02 January 2017

French Bridges: 10. Pont Neuf, Paris

My next few posts are going to feature some of the bridges of Paris. This isn't a particularly comprehensive survey, it's just a handful of interesting structures which fitted in with other travels.

The first bridge is also the oldest: Pont Neuf ("new bridge", in English), which was commenced in 1578 and completed in 1607.

The bridge connects the Île de la Cité to the left and right banks of the Seine, with two arms comprising five arches and seven arches. When construction commenced, it was anticipated that the bridge would support rows of buildings, as was common at the time. However, an edict by King Henri IV decided that the buildings would not be added, with the result that the bridge as completed was wide and spacious.

Nonetheless, in its early years it was over-run with temporary stalls, and became a focal point for social activity. The two articles linked below, Lost Paris and The Birth of the Pont Neuf, describe this fairly well.

The bridge has been refurbished and reconstructed on numerous occasions. The long arm, connecting to the right bank, was reportedly rebuilt from 1848 to 1855 to lower the roadway, amending semi-circular arches into a semi-elliptical shape.

Other parts were rebuilt in response to foundation failures. At the outset of construction, a "board of experts" had reviewed options for supporting the bridge piers on a simple timber grillage, or on piles, deciding to proceed with the grillage alone. A dissenting voice came from Pierre Lescot, an architect who had worked on the nearby Louvre, who recommended that testing be completed before the decision was made.

Even during the process of original construction changes had been made. For example, the arches on the left and right arms are subtly different. On the right arm, the arches run straight through, and large triangular cutwaters of the same width as the bridge piers support smaller semi-circular refuges at road level.

On the left arm, the arches have cornes-de-vaches at their edges, a slight tapering which ties directly into smaller triangular cutwaters. These are smaller than the semi-circular refuges at road level. Whitney reports that the foundations for the left arm were built first, and that Androuet du Cerceau's original design was amended to create greater width at road level without having to rebuild the foundations.
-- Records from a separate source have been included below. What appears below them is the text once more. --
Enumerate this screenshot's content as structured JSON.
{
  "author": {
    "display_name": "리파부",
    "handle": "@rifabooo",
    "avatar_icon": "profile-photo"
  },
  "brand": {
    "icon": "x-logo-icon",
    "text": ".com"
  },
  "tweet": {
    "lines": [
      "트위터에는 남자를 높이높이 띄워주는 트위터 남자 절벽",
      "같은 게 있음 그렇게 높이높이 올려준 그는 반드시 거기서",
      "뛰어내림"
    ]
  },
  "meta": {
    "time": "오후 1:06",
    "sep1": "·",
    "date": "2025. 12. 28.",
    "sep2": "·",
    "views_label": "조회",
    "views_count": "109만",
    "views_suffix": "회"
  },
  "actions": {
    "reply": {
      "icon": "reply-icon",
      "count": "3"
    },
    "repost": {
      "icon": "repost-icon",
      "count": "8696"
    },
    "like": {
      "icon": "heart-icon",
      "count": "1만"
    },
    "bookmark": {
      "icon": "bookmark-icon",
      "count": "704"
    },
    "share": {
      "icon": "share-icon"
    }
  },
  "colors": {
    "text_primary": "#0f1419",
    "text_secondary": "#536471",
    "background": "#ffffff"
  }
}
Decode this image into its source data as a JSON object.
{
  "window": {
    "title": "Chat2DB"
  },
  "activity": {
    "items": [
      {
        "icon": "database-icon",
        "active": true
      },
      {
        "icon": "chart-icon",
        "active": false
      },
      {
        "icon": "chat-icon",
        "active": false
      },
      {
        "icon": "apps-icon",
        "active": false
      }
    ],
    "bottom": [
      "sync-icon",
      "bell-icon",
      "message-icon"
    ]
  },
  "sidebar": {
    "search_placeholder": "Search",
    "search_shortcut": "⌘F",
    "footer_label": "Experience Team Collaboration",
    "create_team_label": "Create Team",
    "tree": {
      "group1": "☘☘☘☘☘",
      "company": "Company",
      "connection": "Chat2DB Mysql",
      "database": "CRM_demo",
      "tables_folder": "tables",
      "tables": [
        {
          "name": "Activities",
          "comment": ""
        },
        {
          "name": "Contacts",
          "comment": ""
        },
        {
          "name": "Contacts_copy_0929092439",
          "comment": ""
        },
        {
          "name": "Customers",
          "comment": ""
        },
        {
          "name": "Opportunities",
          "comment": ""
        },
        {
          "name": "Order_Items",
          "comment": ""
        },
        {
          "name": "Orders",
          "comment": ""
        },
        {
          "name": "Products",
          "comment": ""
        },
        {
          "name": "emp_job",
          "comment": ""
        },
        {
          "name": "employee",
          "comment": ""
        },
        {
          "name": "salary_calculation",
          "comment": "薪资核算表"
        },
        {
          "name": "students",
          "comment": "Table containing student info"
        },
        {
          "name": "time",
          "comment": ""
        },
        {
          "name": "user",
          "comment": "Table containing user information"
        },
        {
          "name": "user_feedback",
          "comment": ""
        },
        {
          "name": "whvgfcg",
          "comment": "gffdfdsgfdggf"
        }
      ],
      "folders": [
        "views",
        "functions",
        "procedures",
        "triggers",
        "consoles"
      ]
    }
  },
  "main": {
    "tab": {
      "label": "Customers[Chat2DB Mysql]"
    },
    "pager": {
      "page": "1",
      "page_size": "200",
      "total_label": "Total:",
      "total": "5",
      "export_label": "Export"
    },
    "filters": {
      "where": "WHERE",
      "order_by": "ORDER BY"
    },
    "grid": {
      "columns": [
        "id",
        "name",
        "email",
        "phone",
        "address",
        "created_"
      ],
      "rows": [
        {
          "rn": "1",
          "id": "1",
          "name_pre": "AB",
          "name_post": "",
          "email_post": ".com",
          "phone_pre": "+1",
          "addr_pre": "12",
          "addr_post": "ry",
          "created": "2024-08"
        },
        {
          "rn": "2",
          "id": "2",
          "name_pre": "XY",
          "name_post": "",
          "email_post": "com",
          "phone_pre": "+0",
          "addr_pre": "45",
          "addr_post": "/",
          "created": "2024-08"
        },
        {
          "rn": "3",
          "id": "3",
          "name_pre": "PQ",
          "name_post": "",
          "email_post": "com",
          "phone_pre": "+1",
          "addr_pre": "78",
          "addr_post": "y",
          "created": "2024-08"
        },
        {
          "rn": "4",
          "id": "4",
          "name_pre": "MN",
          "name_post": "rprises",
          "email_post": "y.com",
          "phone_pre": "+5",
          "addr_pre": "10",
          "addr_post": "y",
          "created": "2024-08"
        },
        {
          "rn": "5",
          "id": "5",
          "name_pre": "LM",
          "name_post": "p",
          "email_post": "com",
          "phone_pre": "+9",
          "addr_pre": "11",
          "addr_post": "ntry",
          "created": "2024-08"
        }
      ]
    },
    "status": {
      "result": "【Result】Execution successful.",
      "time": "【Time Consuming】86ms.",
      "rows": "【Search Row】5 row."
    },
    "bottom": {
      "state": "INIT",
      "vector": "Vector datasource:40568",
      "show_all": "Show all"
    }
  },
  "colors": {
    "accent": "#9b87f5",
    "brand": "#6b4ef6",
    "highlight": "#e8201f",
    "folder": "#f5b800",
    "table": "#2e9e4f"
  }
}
Probably the most distinctive feature of the bridge are the 381 mascarons which decorate the various elevations of the structure, immediately below stone corbels supporting the parapets and footways. Mascarons were originally used in architecture to ward off evil spirits, and subsequently only as decoration. The mascarons currently visible are not original, but were created by a variety of sculptors as part of the reconstruction works in the early 1850s. Each one is reported to be unique.

While the bridge itself has solid stone parapets, a massive abutment on the island is topped instead with metal railings. From looking at old paintings of the bridge, these are clearly not original but appear to be a long-standing presence, seen in a Pisarro painting from 1902, for example.

Today, they are home to a staggering quantity of love locks. As most readers will know, these are a controversial subject, disliked both because they mar the appearance of bridges and in some cases imposing such a weight as to cause damage to parapets. Damage is certainly visible here: the mesh has either partially collapsed or been cut away due to the sheer quantity of locks.

The No Love Locks campaign has succeeded in getting the locks removed from the nearby Pont des Arts, by replacing the previous mesh infill panels with glass. Soon, perhaps, the campaigners will succeed in their aim of banishing the love locks entirely, so for now, a visit to the Pont Neuf offers a fine opportunity to see them in all their "glory".

Further information:

1 comment:

Bill Harvey said...

The real book about Parhis bridges is Jean-Rodolphe Perronet There is an original copy for sale here https://goo.gl/uVqJch but ask in the Civil's library or seek out an edition published in the 80s by ENPC of which he was (I think) founding director. The facimile is printed on A4 rather than the original 56x42cm, though of course Perronet himself was pre metric and worked in pied and toise (feet and fathoms to older english readers!) There are progress etchings through the construction of several bridges. every year in the early stages then every 3 months. Also drawings of every piece of equipment used from pile drivers through muck carts and water pumps to the suspended and boat mounted scaffolds used for the finishing. And finally a picture of the grand decentring with tents for the king and his nobles and a great field set out (on the other side) for the plebs.